§ Assignment: Give exactly the lines from the one with "Parse this screenshot: output" through the final line of the listing below, both included, leaving out any pictures.

§ Available data:

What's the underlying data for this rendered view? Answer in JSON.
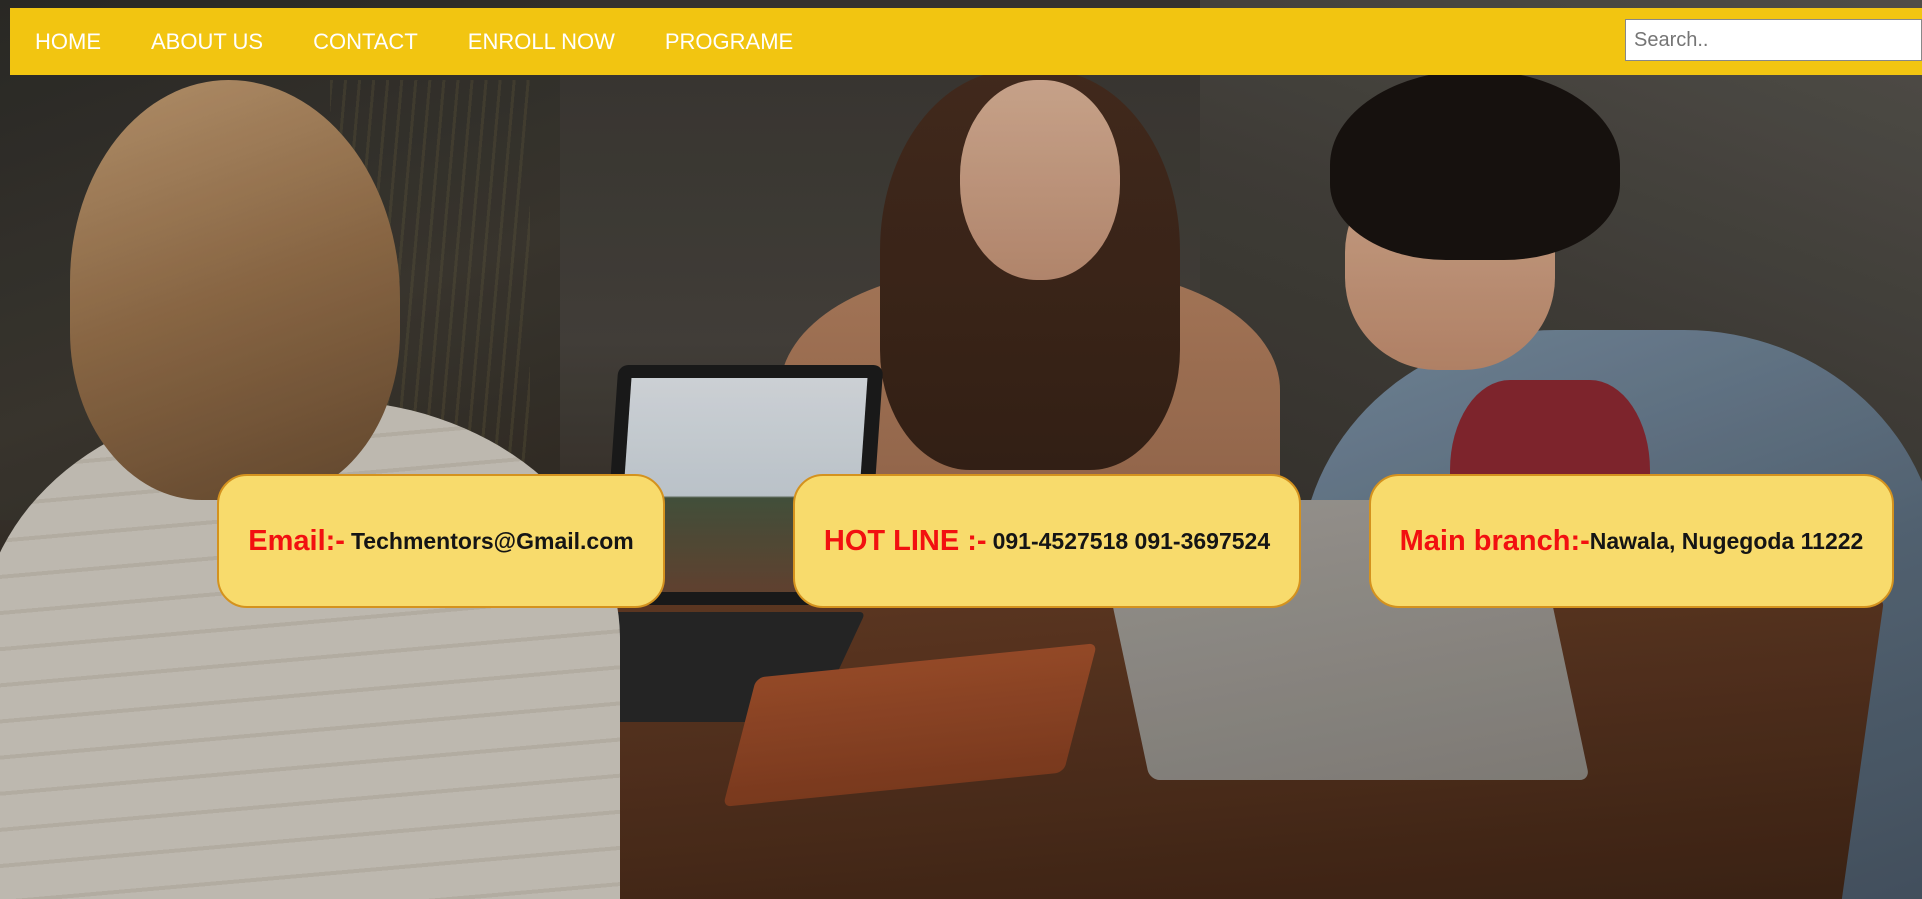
{
  "nav": {
    "items": [
      {
        "label": "HOME"
      },
      {
        "label": "ABOUT US"
      },
      {
        "label": "CONTACT"
      },
      {
        "label": "ENROLL NOW"
      },
      {
        "label": "PROGRAME"
      }
    ],
    "search": {
      "placeholder": "Search..",
      "value": ""
    }
  },
  "cards": {
    "email": {
      "label": "Email:-",
      "value": "Techmentors@Gmail.com"
    },
    "hotline": {
      "label": "HOT LINE :-",
      "value": "091-4527518 091-3697524"
    },
    "branch": {
      "label": "Main branch:-",
      "value": "Nawala, Nugegoda 11222"
    }
  },
  "colors": {
    "navbar_bg": "#f2c511",
    "card_bg": "#f8db6c",
    "card_border": "#d4921e",
    "card_label": "#f21010",
    "card_value": "#151515",
    "nav_text": "#ffffff"
  }
}
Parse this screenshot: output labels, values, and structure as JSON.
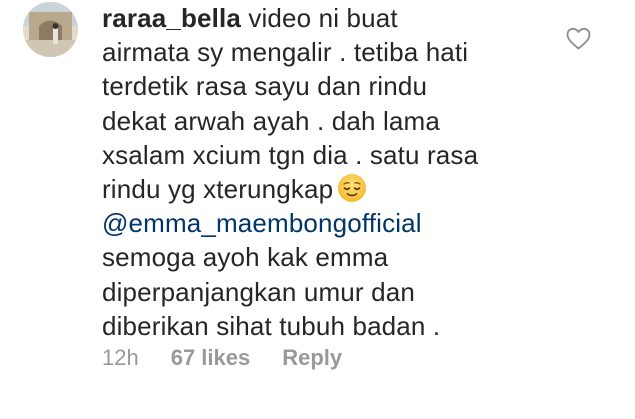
{
  "comment": {
    "username": "raraa_bella",
    "lines": [
      "video ni buat",
      "airmata sy mengalir . tetiba hati",
      "terdetik rasa sayu dan rindu",
      "dekat arwah ayah . dah lama",
      "xsalam xcium tgn dia . satu rasa",
      "rindu yg xterungkap"
    ],
    "emoji": "relieved-face",
    "mention": "@emma_maembongofficial",
    "lines_after": [
      "semoga ayoh kak emma",
      "diperpanjangkan umur dan",
      "diberikan sihat tubuh badan ."
    ]
  },
  "meta": {
    "time": "12h",
    "likes": "67 likes",
    "reply_label": "Reply"
  },
  "colors": {
    "text": "#262626",
    "mention": "#003569",
    "meta": "#999999",
    "heart_outline": "#8e8e8e"
  },
  "icons": {
    "avatar": "avatar",
    "like": "heart-icon"
  }
}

§ Answer to the exercise:
Parse this screenshot: output labels, values, and structure as JSON.
{
  "comment": {
    "username": "raraa_bella",
    "lines": [
      "video ni buat",
      "airmata sy mengalir . tetiba hati",
      "terdetik rasa sayu dan rindu",
      "dekat arwah ayah . dah lama",
      "xsalam xcium tgn dia . satu rasa",
      "rindu yg xterungkap"
    ],
    "emoji": "relieved-face",
    "mention": "@emma_maembongofficial",
    "lines_after": [
      "semoga ayoh kak emma",
      "diperpanjangkan umur dan",
      "diberikan sihat tubuh badan ."
    ]
  },
  "meta": {
    "time": "12h",
    "likes": "67 likes",
    "reply_label": "Reply"
  },
  "colors": {
    "text": "#262626",
    "mention": "#003569",
    "meta": "#999999",
    "heart_outline": "#8e8e8e"
  },
  "icons": {
    "avatar": "avatar",
    "like": "heart-icon"
  }
}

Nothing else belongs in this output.